Data records for software interfaces:

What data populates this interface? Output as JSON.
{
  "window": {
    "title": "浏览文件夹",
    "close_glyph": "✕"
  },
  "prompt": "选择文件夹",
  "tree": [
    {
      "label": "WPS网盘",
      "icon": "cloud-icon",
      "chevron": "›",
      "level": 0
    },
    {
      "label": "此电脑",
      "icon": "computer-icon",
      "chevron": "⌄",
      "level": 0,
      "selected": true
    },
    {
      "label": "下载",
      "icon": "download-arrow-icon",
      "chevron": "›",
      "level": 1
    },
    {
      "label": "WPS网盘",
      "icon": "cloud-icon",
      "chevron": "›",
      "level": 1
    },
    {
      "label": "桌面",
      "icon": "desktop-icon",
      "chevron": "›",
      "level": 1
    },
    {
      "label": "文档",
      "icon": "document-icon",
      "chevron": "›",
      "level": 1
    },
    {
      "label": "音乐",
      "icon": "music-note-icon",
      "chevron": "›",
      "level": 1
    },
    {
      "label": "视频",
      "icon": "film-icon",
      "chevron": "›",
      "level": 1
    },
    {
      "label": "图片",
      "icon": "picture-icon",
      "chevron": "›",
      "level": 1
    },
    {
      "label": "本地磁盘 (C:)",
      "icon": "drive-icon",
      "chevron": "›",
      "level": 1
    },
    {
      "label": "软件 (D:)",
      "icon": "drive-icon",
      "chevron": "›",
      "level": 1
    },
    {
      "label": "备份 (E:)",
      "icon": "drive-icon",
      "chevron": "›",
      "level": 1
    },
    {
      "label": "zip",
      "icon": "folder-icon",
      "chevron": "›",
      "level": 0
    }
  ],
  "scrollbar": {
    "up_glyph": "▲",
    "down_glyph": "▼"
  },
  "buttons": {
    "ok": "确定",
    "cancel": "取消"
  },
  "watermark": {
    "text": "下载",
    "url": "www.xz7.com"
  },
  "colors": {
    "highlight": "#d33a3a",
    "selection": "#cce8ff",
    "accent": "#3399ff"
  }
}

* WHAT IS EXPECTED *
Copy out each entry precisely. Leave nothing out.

* ANSWER *
What data populates this interface? Output as JSON.
{
  "window": {
    "title": "浏览文件夹",
    "close_glyph": "✕"
  },
  "prompt": "选择文件夹",
  "tree": [
    {
      "label": "WPS网盘",
      "icon": "cloud-icon",
      "chevron": "›",
      "level": 0
    },
    {
      "label": "此电脑",
      "icon": "computer-icon",
      "chevron": "⌄",
      "level": 0,
      "selected": true
    },
    {
      "label": "下载",
      "icon": "download-arrow-icon",
      "chevron": "›",
      "level": 1
    },
    {
      "label": "WPS网盘",
      "icon": "cloud-icon",
      "chevron": "›",
      "level": 1
    },
    {
      "label": "桌面",
      "icon": "desktop-icon",
      "chevron": "›",
      "level": 1
    },
    {
      "label": "文档",
      "icon": "document-icon",
      "chevron": "›",
      "level": 1
    },
    {
      "label": "音乐",
      "icon": "music-note-icon",
      "chevron": "›",
      "level": 1
    },
    {
      "label": "视频",
      "icon": "film-icon",
      "chevron": "›",
      "level": 1
    },
    {
      "label": "图片",
      "icon": "picture-icon",
      "chevron": "›",
      "level": 1
    },
    {
      "label": "本地磁盘 (C:)",
      "icon": "drive-icon",
      "chevron": "›",
      "level": 1
    },
    {
      "label": "软件 (D:)",
      "icon": "drive-icon",
      "chevron": "›",
      "level": 1
    },
    {
      "label": "备份 (E:)",
      "icon": "drive-icon",
      "chevron": "›",
      "level": 1
    },
    {
      "label": "zip",
      "icon": "folder-icon",
      "chevron": "›",
      "level": 0
    }
  ],
  "scrollbar": {
    "up_glyph": "▲",
    "down_glyph": "▼"
  },
  "buttons": {
    "ok": "确定",
    "cancel": "取消"
  },
  "watermark": {
    "text": "下载",
    "url": "www.xz7.com"
  },
  "colors": {
    "highlight": "#d33a3a",
    "selection": "#cce8ff",
    "accent": "#3399ff"
  }
}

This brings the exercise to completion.